Specs and Comparisons
Despite its compact size, Zotac were able to adjust the specs inside the Zbox Nano XS to deliver a respectable amount of performance. Having looked at a few of Zotac’s PCs in the past, I chose to compare this model to the Zotac Zbox Nano AD10 Plus. Here’s a quick comparison sheet between the two:
The overall result from the benchmarks proved that the Zbox Nano XS is designed purely for media consumption or some non-taxing PC tasks. Games will run on it, but only at lower resolutions and textures – cranking any games up to medium gave an impressive 17fps at times.
I benchmarked the Zotac Zbox Nano XS AD11 to the AD10 Plus, and the results were just marginally better as illustrated below.
As you can see, the Xbox Nano XS AD11 just about pulls ahead of its previous model, thanks in part to the use of an SSD. I then moved on to the media tests to see just how well this unit would be able to perform when streaming media from my network.
While streaming high-def videos across the network was no problem when the Zbox was connected via an Ethernet cable, things started to get a bit dicey when I used the supplied wireless dongle. With a distance of just a couple of meters away from my wireless router, playback of a 1048p copy of “The Day After Tomorrow” was choppy at various times, no matter how I adjusted the direction of the antenna. So I suggest that you either keep this unit very close to your router or connect it via an Ethernet cable.
The box also includes a media remote and an additional IR receiver – in the event that the front panel is obscured or the device is mounted at the back of your display, you can connect the extra IR receiver to one of the USB ports . The remote itself can mainly be used to navigate around Windows Media Centre and other media software, though if you install a non-Windows OS then you might be stuck with an unusable remote control.

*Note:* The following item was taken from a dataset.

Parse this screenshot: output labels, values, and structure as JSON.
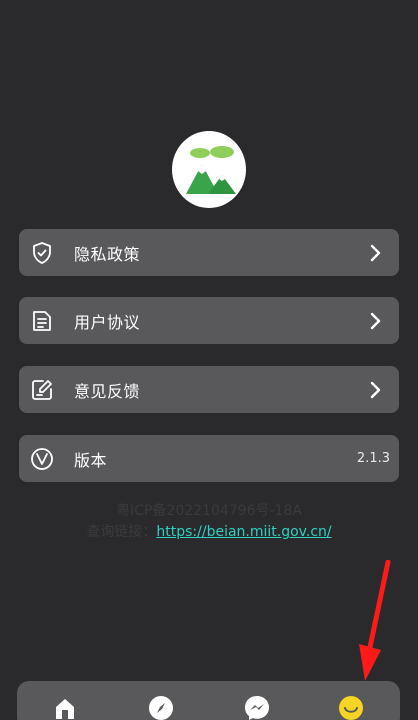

Speaking of the OS, the Zbox Nano XS doesn’t come with any installed OS, and with no optical drive you’ll need to spend some time setting up the OS and installing drivers from the include CDs. It would have made more sense to include the drivers on a USB stick than on CDS, so hopefully this is something that Zotac take into account on their future models.
For the most part the Zbox Nano XS does a good job of keeping itself cool despite just having one internal fan. Only when I ran the benchmarks in rapid succession did the system fan kick in a little louder than usual. Thanks to the SSD you won’t hear any noises from the hard drive, so overall the system can be installed almost anywhere and forgotten about.
The Zbox Nano XS AD11 Plus is a nice little HTPC that can handle most file formats and streaming needs, as long as it’s placed close to your router or connected via an Ethernet cable. While the upgrade options and graphics might be a bit limited, the inclusion of an SSD in this revision is certainly a welcome addition. If you’re looking for a compact HTPC to setup in your living room and are cut for space, then this is the unit for you.